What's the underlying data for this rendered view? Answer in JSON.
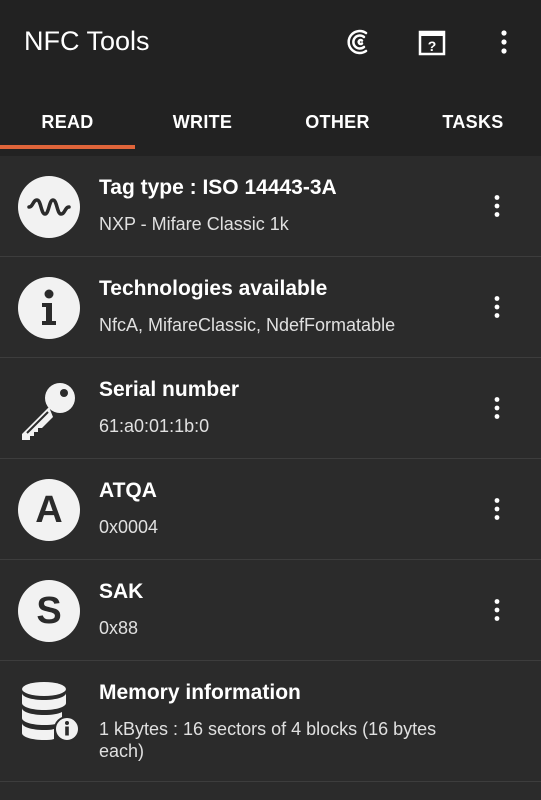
{
  "app": {
    "title": "NFC Tools"
  },
  "toolbar": {
    "icons": [
      "nfc-scan-icon",
      "help-icon",
      "overflow-menu-icon"
    ]
  },
  "tabs": [
    {
      "label": "READ",
      "active": true
    },
    {
      "label": "WRITE",
      "active": false
    },
    {
      "label": "OTHER",
      "active": false
    },
    {
      "label": "TASKS",
      "active": false
    }
  ],
  "rows": [
    {
      "title": "Tag type : ISO 14443-3A",
      "subtitle": "NXP - Mifare Classic 1k",
      "icon": "waveform-icon"
    },
    {
      "title": "Technologies available",
      "subtitle": "NfcA, MifareClassic, NdefFormatable",
      "icon": "info-icon"
    },
    {
      "title": "Serial number",
      "subtitle": "61:a0:01:1b:0",
      "icon": "key-icon"
    },
    {
      "title": "ATQA",
      "subtitle": "0x0004",
      "icon": "atqa-icon",
      "glyph": "A"
    },
    {
      "title": "SAK",
      "subtitle": "0x88",
      "icon": "sak-icon",
      "glyph": "S"
    },
    {
      "title": "Memory information",
      "subtitle": "1 kBytes : 16 sectors of 4 blocks (16 bytes each)",
      "icon": "database-info-icon"
    }
  ],
  "colors": {
    "background": "#2b2b2b",
    "appbar": "#222222",
    "accent": "#e0653a"
  }
}
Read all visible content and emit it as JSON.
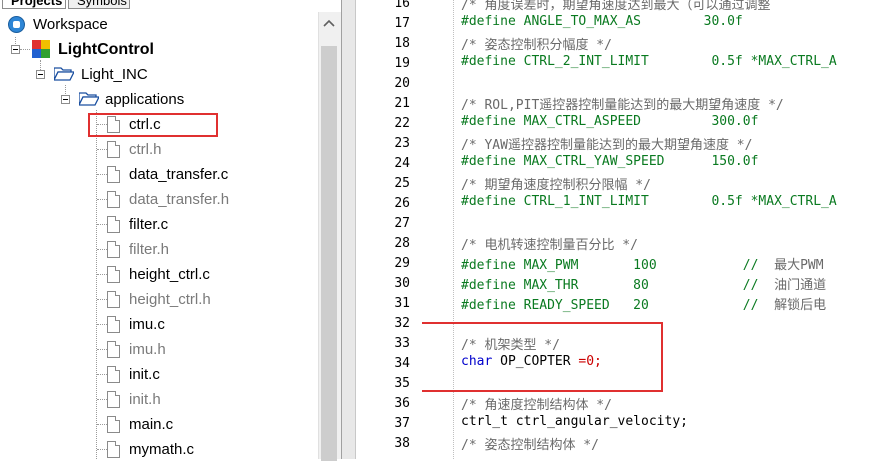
{
  "panel": {
    "tabs": [
      "Projects",
      "Symbols"
    ]
  },
  "tree": {
    "workspace": "Workspace",
    "project": "LightControl",
    "group": "Light_INC",
    "folder": "applications",
    "files": [
      {
        "name": "ctrl.c",
        "dim": false
      },
      {
        "name": "ctrl.h",
        "dim": true
      },
      {
        "name": "data_transfer.c",
        "dim": false
      },
      {
        "name": "data_transfer.h",
        "dim": true
      },
      {
        "name": "filter.c",
        "dim": false
      },
      {
        "name": "filter.h",
        "dim": true
      },
      {
        "name": "height_ctrl.c",
        "dim": false
      },
      {
        "name": "height_ctrl.h",
        "dim": true
      },
      {
        "name": "imu.c",
        "dim": false
      },
      {
        "name": "imu.h",
        "dim": true
      },
      {
        "name": "init.c",
        "dim": false
      },
      {
        "name": "init.h",
        "dim": true
      },
      {
        "name": "main.c",
        "dim": false
      },
      {
        "name": "mymath.c",
        "dim": false
      }
    ]
  },
  "editor": {
    "lines": [
      {
        "n": "16",
        "parts": [
          {
            "t": "/* 角度误差时，期望角速度达到最大（可以通过调整",
            "c": "cmt"
          }
        ]
      },
      {
        "n": "17",
        "parts": [
          {
            "t": "#define ANGLE_TO_MAX_AS        30.0f",
            "c": "pp"
          }
        ]
      },
      {
        "n": "18",
        "parts": [
          {
            "t": "/* 姿态控制积分幅度 */",
            "c": "cmt"
          }
        ]
      },
      {
        "n": "19",
        "parts": [
          {
            "t": "#define CTRL_2_INT_LIMIT        0.5f *MAX_CTRL_A",
            "c": "pp"
          }
        ]
      },
      {
        "n": "20",
        "parts": []
      },
      {
        "n": "21",
        "parts": [
          {
            "t": "/* ROL,PIT遥控器控制量能达到的最大期望角速度 */",
            "c": "cmt"
          }
        ]
      },
      {
        "n": "22",
        "parts": [
          {
            "t": "#define MAX_CTRL_ASPEED         300.0f",
            "c": "pp"
          }
        ]
      },
      {
        "n": "23",
        "parts": [
          {
            "t": "/* YAW遥控器控制量能达到的最大期望角速度 */",
            "c": "cmt"
          }
        ]
      },
      {
        "n": "24",
        "parts": [
          {
            "t": "#define MAX_CTRL_YAW_SPEED      150.0f",
            "c": "pp"
          }
        ]
      },
      {
        "n": "25",
        "parts": [
          {
            "t": "/* 期望角速度控制积分限幅 */",
            "c": "cmt"
          }
        ]
      },
      {
        "n": "26",
        "parts": [
          {
            "t": "#define CTRL_1_INT_LIMIT        0.5f *MAX_CTRL_A",
            "c": "pp"
          }
        ]
      },
      {
        "n": "27",
        "parts": []
      },
      {
        "n": "28",
        "parts": [
          {
            "t": "/* 电机转速控制量百分比 */",
            "c": "cmt"
          }
        ]
      },
      {
        "n": "29",
        "parts": [
          {
            "t": "#define MAX_PWM       100           //  ",
            "c": "pp"
          },
          {
            "t": "最大PWM",
            "c": "cmt"
          }
        ]
      },
      {
        "n": "30",
        "parts": [
          {
            "t": "#define MAX_THR       80            //  ",
            "c": "pp"
          },
          {
            "t": "油门通道",
            "c": "cmt"
          }
        ]
      },
      {
        "n": "31",
        "parts": [
          {
            "t": "#define READY_SPEED   20            //  ",
            "c": "pp"
          },
          {
            "t": "解锁后电",
            "c": "cmt"
          }
        ]
      },
      {
        "n": "32",
        "parts": []
      },
      {
        "n": "33",
        "parts": [
          {
            "t": "/* 机架类型 */",
            "c": "cmt"
          }
        ]
      },
      {
        "n": "34",
        "parts": [
          {
            "t": "char",
            "c": "kw"
          },
          {
            "t": " OP_COPTER ",
            "c": "plain"
          },
          {
            "t": "=",
            "c": "op"
          },
          {
            "t": "0;",
            "c": "op"
          }
        ]
      },
      {
        "n": "35",
        "parts": []
      },
      {
        "n": "36",
        "parts": [
          {
            "t": "/* 角速度控制结构体 */",
            "c": "cmt"
          }
        ]
      },
      {
        "n": "37",
        "parts": [
          {
            "t": "ctrl_t ctrl_angular_velocity;",
            "c": "plain"
          }
        ]
      },
      {
        "n": "38",
        "parts": [
          {
            "t": "/* 姿态控制结构体 */",
            "c": "cmt"
          }
        ]
      }
    ]
  },
  "colors": {
    "highlight": "#e03030",
    "preprocessor": "#0a7a20",
    "comment": "#6a6a6a",
    "keyword": "#0000cc"
  },
  "icons": [
    "workspace-icon",
    "project-icon",
    "folder-open-icon",
    "file-icon",
    "scroll-up-icon"
  ]
}
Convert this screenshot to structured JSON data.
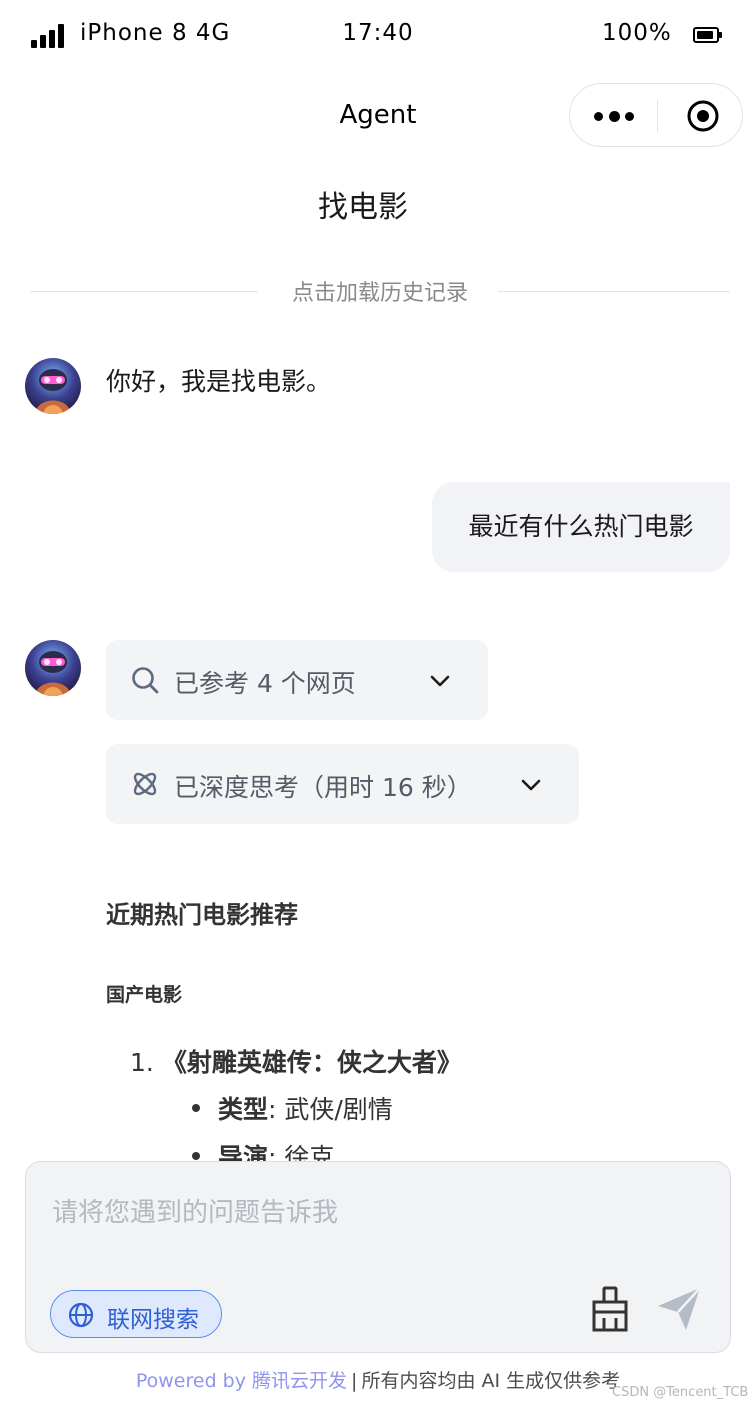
{
  "status_bar": {
    "carrier": "iPhone 8  4G",
    "time": "17:40",
    "battery": "100%"
  },
  "nav": {
    "title": "Agent"
  },
  "page": {
    "heading": "找电影",
    "load_history": "点击加载历史记录"
  },
  "chat": {
    "greeting": "你好，我是找电影。",
    "user_message": "最近有什么热门电影",
    "references_label": "已参考 4 个网页",
    "thinking_label": "已深度思考（用时 16 秒）",
    "answer": {
      "heading": "近期热门电影推荐",
      "subheading": "国产电影",
      "item_number": "1.",
      "item_title": "《射雕英雄传：侠之大者》",
      "genre_key": "类型",
      "genre_value": ": 武侠/剧情",
      "director_key": "导演",
      "director_value": ": 徐克"
    }
  },
  "composer": {
    "placeholder": "请将您遇到的问题告诉我",
    "web_search_label": "联网搜索"
  },
  "footer": {
    "powered_by": "Powered by 腾讯云开发",
    "separator": "|",
    "disclaimer": "所有内容均由 AI 生成仅供参考",
    "watermark": "CSDN @Tencent_TCB"
  },
  "colors": {
    "accent_blue": "#2f5fd4",
    "powered_purple": "#8f95ec",
    "bubble_bg": "#f2f3f7",
    "pill_bg": "#f3f4f6"
  },
  "icons": [
    "signal-icon",
    "battery-icon",
    "more-icon",
    "target-icon",
    "search-icon",
    "atom-icon",
    "chevron-down-icon",
    "globe-icon",
    "brush-icon",
    "send-icon"
  ]
}
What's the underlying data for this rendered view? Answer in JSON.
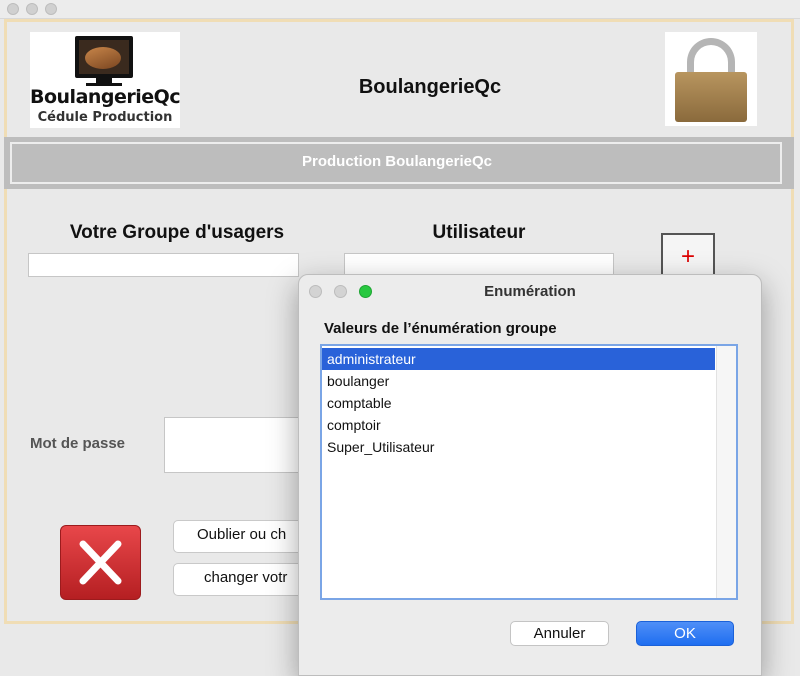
{
  "window": {
    "title_bar": ""
  },
  "logo": {
    "title": "BoulangerieQc",
    "subtitle": "Cédule Production"
  },
  "header": {
    "title": "BoulangerieQc"
  },
  "banner": {
    "text": "Production BoulangerieQc"
  },
  "form": {
    "group_label": "Votre Groupe d'usagers",
    "group_value": "",
    "user_label": "Utilisateur",
    "user_value": "",
    "add_symbol": "+",
    "password_label": "Mot de passe",
    "password_value": "",
    "forgot_button": "Oublier ou ch",
    "change_button": "changer votr"
  },
  "dialog": {
    "title": "Enumération",
    "label": "Valeurs de l’énumération groupe",
    "items": [
      "administrateur",
      "boulanger",
      "comptable",
      "comptoir",
      "Super_Utilisateur"
    ],
    "selected": "administrateur",
    "cancel_label": "Annuler",
    "ok_label": "OK"
  },
  "colors": {
    "selection": "#2962d9",
    "ok_button": "#2a72f0",
    "close_red": "#ff5f57",
    "zoom_green": "#28c840",
    "cancel_x": "#d0282b"
  }
}
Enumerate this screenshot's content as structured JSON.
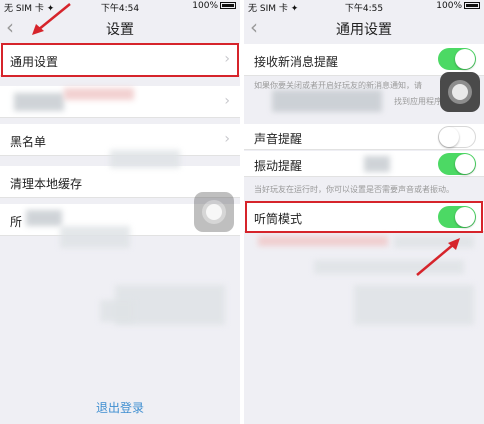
{
  "left": {
    "status": {
      "carrier": "无 SIM 卡 ✦",
      "time": "下午4:54",
      "battery": "100%"
    },
    "nav": {
      "back": "‹",
      "title": "设置"
    },
    "rows": {
      "general": "通用设置",
      "blacklist": "黑名单",
      "clear_cache": "清理本地缓存",
      "partial": "所"
    },
    "chevron": "›",
    "logout": "退出登录"
  },
  "right": {
    "status": {
      "carrier": "无 SIM 卡 ✦",
      "time": "下午4:55",
      "battery": "100%"
    },
    "nav": {
      "back": "‹",
      "title": "通用设置"
    },
    "rows": {
      "new_msg": "接收新消息提醒",
      "sound": "声音提醒",
      "vibrate": "振动提醒",
      "earpiece": "听筒模式"
    },
    "hint1a": "如果你要关闭或者开启好玩友的新消息通知，请",
    "hint1b": "找到应用程序",
    "hint2": "当好玩友在运行时，你可以设置是否需要声音或者振动。",
    "toggles": {
      "new_msg": "on",
      "sound": "off",
      "vibrate": "on",
      "earpiece": "on"
    }
  },
  "colors": {
    "highlight": "#d6242b",
    "toggle_on": "#4cd964",
    "link": "#3e8ed0"
  }
}
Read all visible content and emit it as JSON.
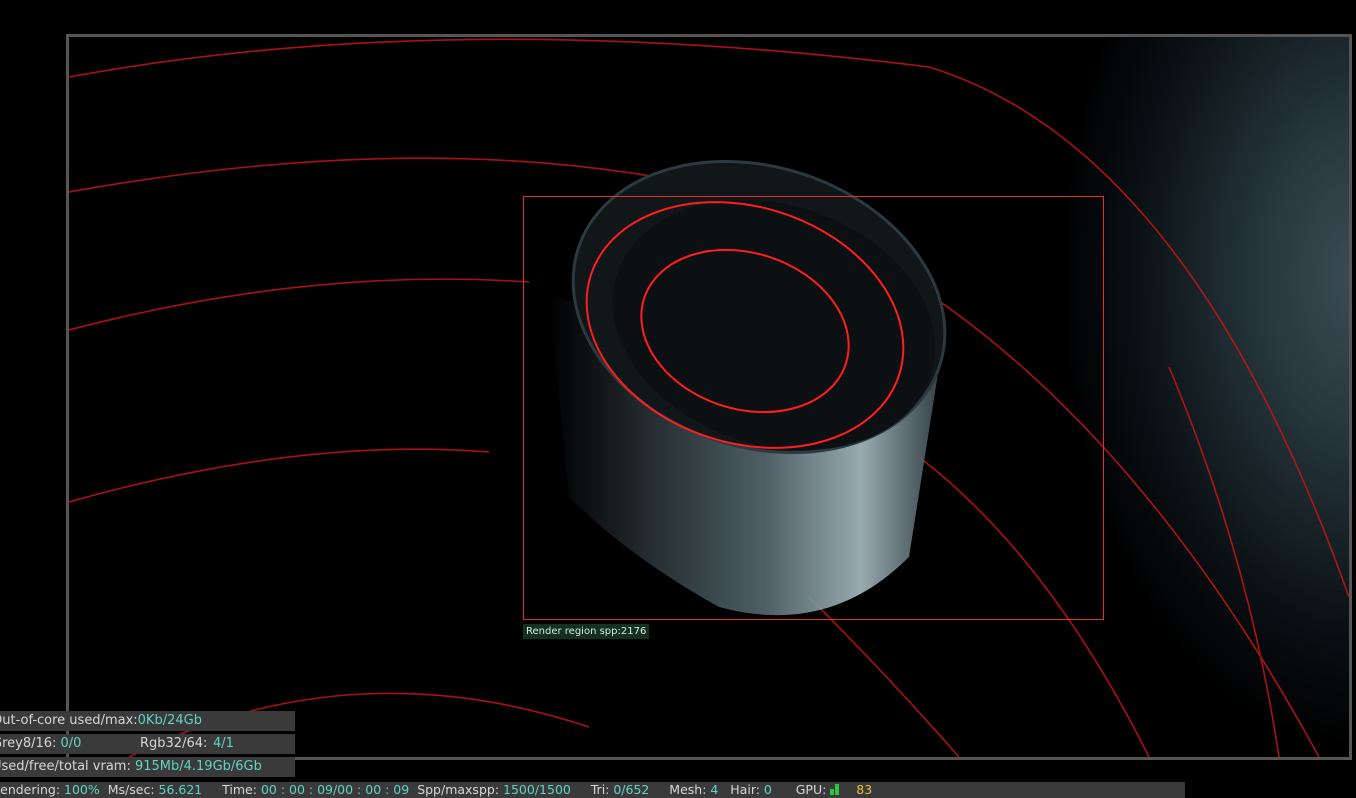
{
  "viewport": {
    "region_label": "Render region spp:2176",
    "colors": {
      "border": "#555555",
      "region_outline": "#e03030",
      "curve": "#d01818"
    }
  },
  "stats": {
    "out_of_core": {
      "label": "Out-of-core used/max:",
      "value": "0Kb/24Gb"
    },
    "grey": {
      "label": "Grey8/16: ",
      "value": "0/0"
    },
    "rgb": {
      "label": "Rgb32/64: ",
      "value": "4/1"
    },
    "vram": {
      "label": "Used/free/total vram: ",
      "value": "915Mb/4.19Gb/6Gb"
    }
  },
  "status": {
    "rendering_label": "Rendering: ",
    "rendering_value": "100%",
    "mssec_label": "Ms/sec: ",
    "mssec_value": "56.621",
    "time_label": "Time: ",
    "time_value": "00 : 00 : 09/00 : 00 : 09",
    "spp_label": "Spp/maxspp: ",
    "spp_value": "1500/1500",
    "tri_label": "Tri: ",
    "tri_value": "0/652",
    "mesh_label": "Mesh: ",
    "mesh_value": "4",
    "hair_label": "Hair: ",
    "hair_value": "0",
    "gpu_label": "GPU:",
    "gpu_temp": "83",
    "gpu_usage": 1.0
  }
}
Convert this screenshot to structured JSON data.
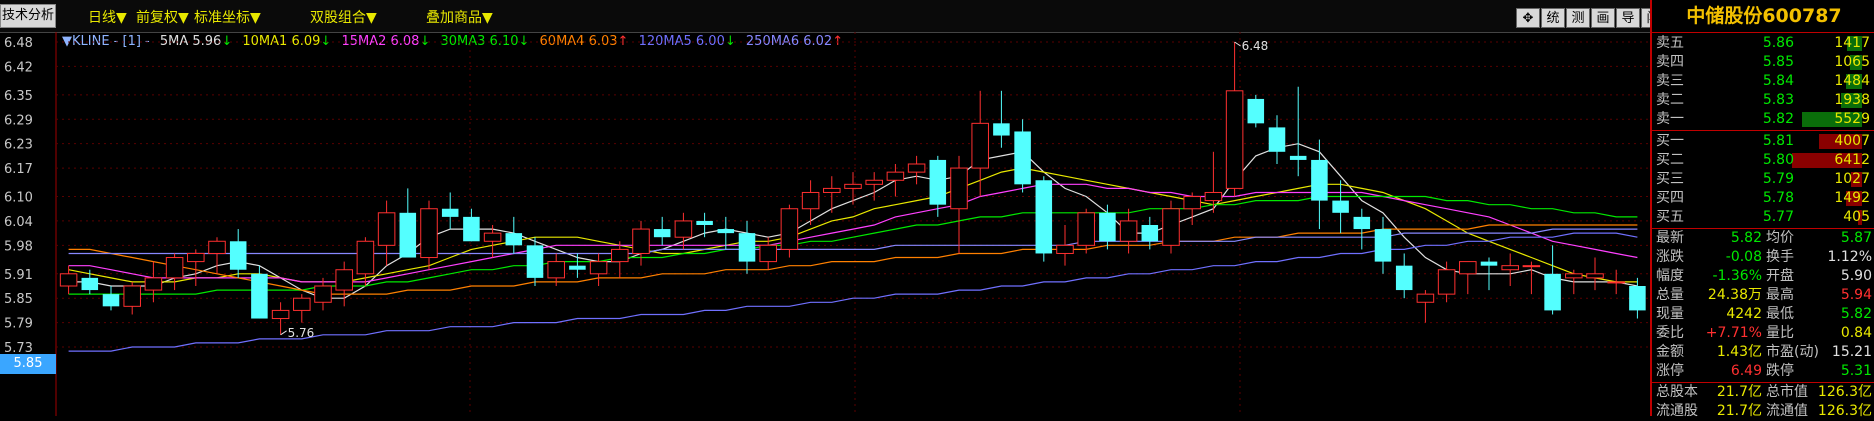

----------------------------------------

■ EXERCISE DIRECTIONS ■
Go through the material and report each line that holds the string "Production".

■ EXERCISE SOLUTION ■
    "subtitle": "Cédule Production"
    "text": "Production BoulangerieQc"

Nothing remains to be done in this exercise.